Most household chores are a bigger bore for the left-hander. If you're one of the nine-in-ten, you probably never stop to think about the way your tools are designed. That slotted spatula you fry with for instance: you've probably never even noticed that it's end is slanted so that you can run it round the outside of the pan and scoop everything into the middle. Try doing it with your left hand. Everything tips out onto the stove instead.
My favourite lefty has sliced herself open three times on my Swiss Army Knife and is incapable of opening a wine bottle. Left-handers are generally quite adept at adjusting to the realities of life, but she longs for just a few tools of her own: a kitchen knife with the serrations on the right, a saucepan with a reversed pouring lip, a corkscrew that doesn't involve pushing the wrist inwards to turn it. "I don't think about it much," she says, "until I order a cake and they give me one of those stupid pastry forks with the double tine on the left. What am I supposed to do with that?".
The championing of this particular minority group falls to the Left Handers Club, an organisation which distributes quarterly newsletters and involves itself in the political side of things. Peter Luff MP recently tabled a set of educational questions on the subject in Parliament.
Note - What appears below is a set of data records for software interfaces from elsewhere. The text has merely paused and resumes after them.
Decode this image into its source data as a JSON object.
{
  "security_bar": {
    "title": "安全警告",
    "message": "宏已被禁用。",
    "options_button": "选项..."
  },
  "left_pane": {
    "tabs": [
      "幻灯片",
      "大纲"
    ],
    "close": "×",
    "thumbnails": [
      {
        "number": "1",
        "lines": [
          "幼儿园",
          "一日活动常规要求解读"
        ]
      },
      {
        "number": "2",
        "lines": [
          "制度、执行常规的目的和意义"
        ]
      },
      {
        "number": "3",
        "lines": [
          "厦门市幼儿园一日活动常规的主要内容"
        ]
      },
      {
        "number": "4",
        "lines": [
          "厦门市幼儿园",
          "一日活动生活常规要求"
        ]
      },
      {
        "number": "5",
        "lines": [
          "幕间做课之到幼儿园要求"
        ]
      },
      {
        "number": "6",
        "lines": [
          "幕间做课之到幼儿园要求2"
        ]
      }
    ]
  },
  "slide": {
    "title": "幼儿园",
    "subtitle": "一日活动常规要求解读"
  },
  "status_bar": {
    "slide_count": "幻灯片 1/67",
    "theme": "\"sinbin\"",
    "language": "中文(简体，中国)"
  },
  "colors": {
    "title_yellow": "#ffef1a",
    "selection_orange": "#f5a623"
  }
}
Membership of the club also entitles one to 10 per cent discounts at their wonderful sister shop, Anything Left Handed, in Brewer St, London W1 (0171 437 3910). Their mail order catalogue contains everything from books to baby spoons. They carry 20 different pairs of scissors (pounds 3.25-pounds 36.95), lethal-looking Sabatiers (pounds 15.75-pounds 35.95), vegetable peelers to save skinned knuckles (pounds 1.95), calligraphy and manicure sets. If you love a left-hander, you could send them the "left-handers essential pack" (scissors, corkscrew, tin opener, potato peeler) for only pounds 13.95. Oh, and they also do pastry forks. Call 0181-770 3722 for a catalogue.